In a year that has brought insurmountable change to nearly every aspect of life – a year riddled with brand new challenges and shedding light on injustices that have yet to be conquered – one thing has remained concrete: to be a woman is to be unapologetically resilient.
Now more than ever, young girls have an array of women in positions of power to look up to. Whether that power be held in politics, sports, social justice, or simply at home, women stepped up and conquered adversity head on during one of those most difficult years our country has ever experienced.
Prior to daycare and office doors closing due to the pandemic, “stay at home mom” was not considered a very difficult occupation to most. But when families had to simultaneously play babysitter and remain diligent employees, many people saw the reality of what a mom, or parental figure, goes through every day. It was hard enough keeping the kids busy during a zoom call, making lunch between meetings or just getting through the day, but through it all women found time for both themselves and their loved ones.
In this Forbes interview, Chief CEO Carolyn Childers discusses how women are facing extremely specific (and exhausting) new challenges since quarantine began, but they are also the demographic that is making the most out of their circumstance. She says, “There is a single trait underscoring women’s unique qualification to lead: empathy. Defined as the ability to understand or share another person’s feelings, empathy is exactly why representation in leadership matters – especially in times of crisis.”

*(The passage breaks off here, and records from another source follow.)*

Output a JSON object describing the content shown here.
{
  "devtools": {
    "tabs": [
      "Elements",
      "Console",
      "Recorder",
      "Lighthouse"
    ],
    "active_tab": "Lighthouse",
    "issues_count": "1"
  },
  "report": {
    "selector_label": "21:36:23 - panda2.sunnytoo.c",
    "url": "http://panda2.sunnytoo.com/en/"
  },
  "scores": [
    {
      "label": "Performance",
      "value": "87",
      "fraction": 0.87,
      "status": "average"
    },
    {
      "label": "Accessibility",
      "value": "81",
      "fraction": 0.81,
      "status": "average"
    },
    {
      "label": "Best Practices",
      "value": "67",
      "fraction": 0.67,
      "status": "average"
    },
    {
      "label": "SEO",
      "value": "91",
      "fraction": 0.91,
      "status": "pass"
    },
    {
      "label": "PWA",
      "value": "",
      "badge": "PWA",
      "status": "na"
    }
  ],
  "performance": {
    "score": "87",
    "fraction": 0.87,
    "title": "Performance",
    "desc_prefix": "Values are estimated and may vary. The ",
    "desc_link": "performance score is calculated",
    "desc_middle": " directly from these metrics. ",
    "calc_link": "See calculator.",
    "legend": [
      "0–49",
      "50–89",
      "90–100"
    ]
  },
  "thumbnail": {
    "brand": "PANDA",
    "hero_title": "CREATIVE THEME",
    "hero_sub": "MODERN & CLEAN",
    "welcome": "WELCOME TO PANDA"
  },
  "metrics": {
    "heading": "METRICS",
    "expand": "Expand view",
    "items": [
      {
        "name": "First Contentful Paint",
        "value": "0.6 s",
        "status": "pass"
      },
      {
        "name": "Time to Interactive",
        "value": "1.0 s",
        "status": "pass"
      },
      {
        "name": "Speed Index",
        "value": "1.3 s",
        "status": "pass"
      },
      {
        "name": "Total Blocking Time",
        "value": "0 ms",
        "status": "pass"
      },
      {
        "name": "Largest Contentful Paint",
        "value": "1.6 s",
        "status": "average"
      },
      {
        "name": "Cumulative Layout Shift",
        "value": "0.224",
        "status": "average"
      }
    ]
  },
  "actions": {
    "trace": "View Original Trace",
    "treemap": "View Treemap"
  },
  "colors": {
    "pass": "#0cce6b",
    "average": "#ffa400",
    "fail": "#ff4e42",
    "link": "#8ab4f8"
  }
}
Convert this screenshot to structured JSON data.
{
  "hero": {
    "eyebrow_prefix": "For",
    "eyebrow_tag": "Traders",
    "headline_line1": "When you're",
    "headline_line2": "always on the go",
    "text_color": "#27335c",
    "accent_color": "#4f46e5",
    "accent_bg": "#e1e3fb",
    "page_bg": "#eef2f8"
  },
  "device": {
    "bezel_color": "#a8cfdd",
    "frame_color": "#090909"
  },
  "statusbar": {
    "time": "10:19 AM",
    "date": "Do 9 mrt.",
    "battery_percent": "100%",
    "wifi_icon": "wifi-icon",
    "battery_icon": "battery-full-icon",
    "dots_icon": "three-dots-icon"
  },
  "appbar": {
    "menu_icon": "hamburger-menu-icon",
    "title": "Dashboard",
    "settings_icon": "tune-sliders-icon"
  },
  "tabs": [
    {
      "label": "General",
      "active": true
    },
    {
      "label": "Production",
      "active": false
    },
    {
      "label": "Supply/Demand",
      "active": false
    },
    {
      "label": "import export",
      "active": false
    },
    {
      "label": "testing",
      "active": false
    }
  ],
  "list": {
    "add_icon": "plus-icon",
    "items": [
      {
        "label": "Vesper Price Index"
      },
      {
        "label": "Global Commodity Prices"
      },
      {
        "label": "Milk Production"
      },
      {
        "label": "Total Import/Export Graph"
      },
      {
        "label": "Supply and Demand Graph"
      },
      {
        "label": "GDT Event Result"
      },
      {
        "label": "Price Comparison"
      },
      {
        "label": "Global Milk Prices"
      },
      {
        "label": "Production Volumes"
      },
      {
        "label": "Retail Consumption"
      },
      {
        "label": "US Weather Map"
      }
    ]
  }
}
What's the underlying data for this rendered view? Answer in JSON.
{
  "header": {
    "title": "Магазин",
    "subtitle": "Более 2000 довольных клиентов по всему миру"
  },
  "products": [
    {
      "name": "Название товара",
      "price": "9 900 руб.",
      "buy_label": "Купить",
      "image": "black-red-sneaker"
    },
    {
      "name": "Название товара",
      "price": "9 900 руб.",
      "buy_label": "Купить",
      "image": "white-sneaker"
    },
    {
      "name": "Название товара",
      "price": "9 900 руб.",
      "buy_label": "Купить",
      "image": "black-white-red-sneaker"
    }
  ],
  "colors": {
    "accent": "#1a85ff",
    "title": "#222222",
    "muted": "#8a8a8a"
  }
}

That empathy shined through when protests for social justice erupted over the summer. Women not only stepped up for their own families in a time of crisis; they took the lead in attempting to make this world a better place for all. The Black Lives Matter movement was founded by three women, the #MeToo movement was started and championed by an array of women from all walks of life, and the Climate Justice movement heralded an 18 year-old Greta Thunberg, speaking with poise and strength in the face of men telling her to keep quiet.
In late 2020, when it seemed as though politics would remain overtly patriarchal, Kamala Harris was inaugurated as the first Madam Vice President. She was named Time’s 2020 Person of the Year with Joe Biden and told little girls all over the globe that “you are powerful and your voice matters.”
In a year that seemed overwhelmingly hopeless, some of the greatest moments came from ambitious women working hard for a better future by remaining resilient. With such strong examples in the mainstream, the days where marketing to women meant pigeonholing them to domesticity or inducing anxiety about their physicality have passed. To be an inclusive marketer is to celebrate and reflect the communities you’re speaking to. Women are complex and compelling. When marketing to women, we must be telling the compelling stories like the ones above. Pink is a color, not a marketing strategy, and its time that space is given to all types of women to showcase and celebrate the resiliency within them all.
To celebrate International Women’s Day, some of PACO Collective’s own resilient women joined the IWD Association in choosing to challenge gender bias and continue to fight for a gender-equal world.
Our Vice President of Strategy and Innovation, Katie Eng, is challenging the expectation of what little girls can and cannot do because she wants her daughter to grow up with the freedom of knowing she can do anything she sets her mind to.
Our Managing Director, Veronica Villalon, chose to challenge anyone raising boys – that they may teach them to fully understand the important roles they’ll have in helping to bridge the gaps in inequality and to ending gender-specific stereotypes.
And I chose to challenge exclusionary feminism. Because there is no right way to be a woman – and we will not genuinely be equal until everyone can be comfortable and supported in who they truly are.
The triumphs of 2020 have evidenced that the strength to never step down from a challenge is inherent; to be a woman is to continuously go above and beyond to prove your intelligence, your creativity, your capability – your worth. If women did anything in the last year, they proved just that.